And that wasn’t the only challenge facing her family. Just a year before her father was diagnosed, her mom was found to have breast cancer and underwent a double mastectomy. Now just a year later, the family was hit by the news of her dad’s disease. In the 1980s they did not have the therapies and medications for MS that they do today. Marg remembers going with her mom and dad to the hospital where he would get corticosteroid shots that would leave him relieved from some of the pain but bloated, unable to sleep and miserable.
It was during this period that Marg decided she wanted to pursue an acting career and the Big Apple was where she had to be. She says she felt guilty over not staying in Nebraska to help her mom care for her dad. So often, family members in Marg’s position give up their dreams. But, Marg’s parents were supportive of their daughter and encouraged the pursuit of her passion.
As Marg’s career took off, she landed a key role on the TV soap opera, “Ryan’s Hope,” and began appearing on popular primetime TV shows like “Spencer for Hire” and “China Beach.” Meanwhile her dad’s symptoms continued to worsen. He quickly became wheelchair-bound and could no longer work. Since her mom had to continue her job as a nurse to make ends meet, her father was often home alone. One day his wheelchair got jammed as he tried to get around a hallway corner and he was stuck there for hours. That is when the family hired a professional health care worker to provide home care for Marg’s dad while her mom was at work. With money tight, Marg, her mother and her brother formed a caregiving tag team with her mom and brother performing the physical care and Marg providing a lot of the financial resources.
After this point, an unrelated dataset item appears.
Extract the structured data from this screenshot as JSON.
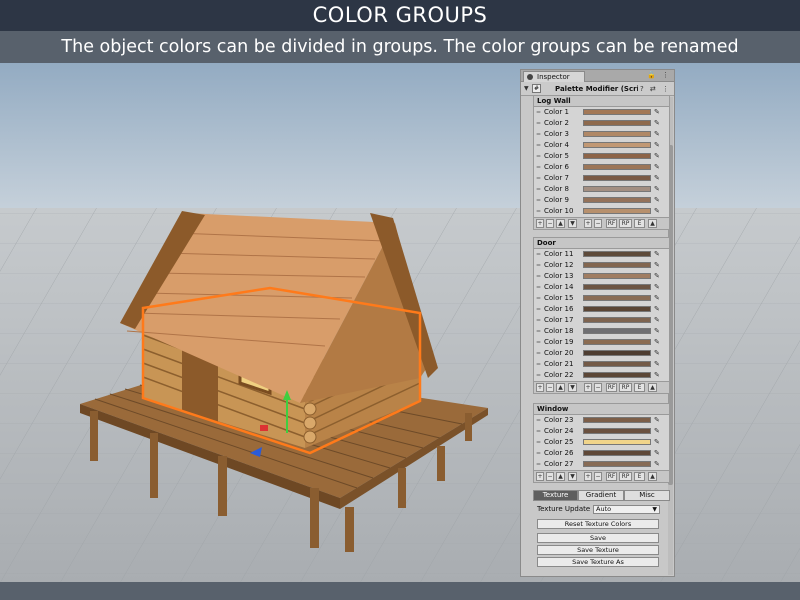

It was during this period that Marg said she really appreciated her small town, rural America upbringing. The head of the local Jaycees (also known as the United States Junior Chamber), a civic group, contacted Marg and said they wanted to hold a fundraiser to to buy a wheelchair-equipped van for her dad and family. “It really struck me as so sweet and that there is such a power of community when someone is in need,” says Marg.
It was this experience that planted the seed of inspiration in Marg to become a champion to help others. While her acting career continued to soar with roles in TV (“Perfect Murder,” “Perfect Town,” “The Tommyknockers”) and films (“Erin Brockovich,” “Mr. Brooks”), she also became a passionate advocate for breast cancer awareness and fundraising, hosting an annual golf tournament in her home state to fund breast cancer treatments and research at the local Omaha hospital.
She told me that “not a day goes by that I don’t think about my dad,” and now her advocacy is bringing more awareness to finding a cure for MS.
“While I am so proud of the progress made in breast cancer treatments and the small role I could play in helping people, multiple sclerosis just doesn’t get the kind of attention as other diseases, so I want to shine a spotlight on this disease which is so devastating for families,” says Marg.
Sherri Snelling, CEO and founder of the Caregiving Club, is a nationally recognized expert on America’s 65 million family caregivers with special emphasis on how to help caregivers balance “self care” while caring for a loved one. She is the former chairman of the National Alliance for Caregiving and is currently writing a book about celebrities who have been caregivers.